As WBBM Newsradio Political Editor Craig Dellimore reports, proposals for tolls on Lake Shore Drive and a city income tax grabbed the headlines. But Ferguson thinks some of his other proposals will win approval.
LISTEN: WBBM Newsradio Political Editor Craig Dellimore reports
“The city uses 200 motor truck drivers that it has absolutely no operational need for, that cost $19 million a year over a 10-year contract,” he said. “That’s $190 million in pure waste.”
Ferguson’s favorite target is one certain job title.
“We actually have a job title in the city – personal computer operator – and we look at that and say broad brush, that’s probably a position we don’t need anymore, because most people actually generate their own documents,” he said.
When Ferguson outlined a range of ideas for cutting the city budget last year, since-retired Mayor Richard M. Daley took issue with some of them, and some aldermen said the list came too late to do anyone much good.
This year, the list is earlier. Aldermen are not questioning why the Inspector General is bothering with budget options, and Mayor Rahm Emanuel says he wants to change the way things have been done.
But Emanuel already dismissed tax hikes and tolls on Lake Shore Drive as non-starters.
Ferguson’s report suggested a a trip from the north or south end of Lake Shore drive to the Loop would cost $5, while shorter trips would cost lesser amounts. I-Pass-style open road tolling could be installed so as not to disrupt traffic, the report says.
Even after the capital costs of installing toll booths, the report says the move could bring in $8.75 million, given that an estimated 200,000 motorists use Lake Shore Drive each day.
Ferguson’s report also suggests imposing a $5 London-style congestion fee on for driving in the downtown area during rush hours.
As for the city income tax, the proposal suggested it would be 1 percent, for new revenues of $500 million per year.
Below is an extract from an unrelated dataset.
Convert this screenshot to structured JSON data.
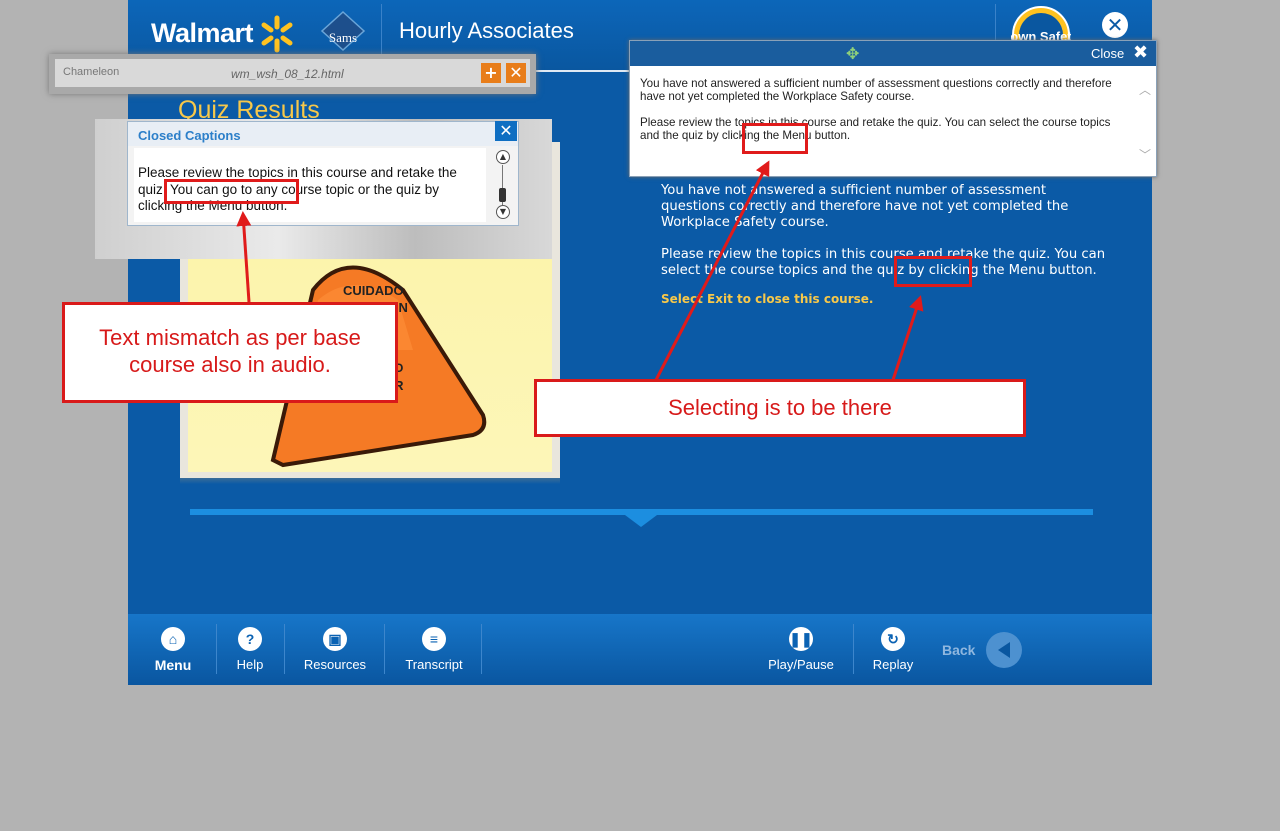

In suggesting the tax, Ferguson’s report points out that the State of Illinois increased its income tax to 5 percent last year, but froze the amount distributed to municipal governments, thus effectively reducing the percentage of the tax that cities receive.
Ferguson is the guest on WBBM Newsradio’s “At Issue” program and you can hear more of his comments Sunday evening at 9:30 p.m.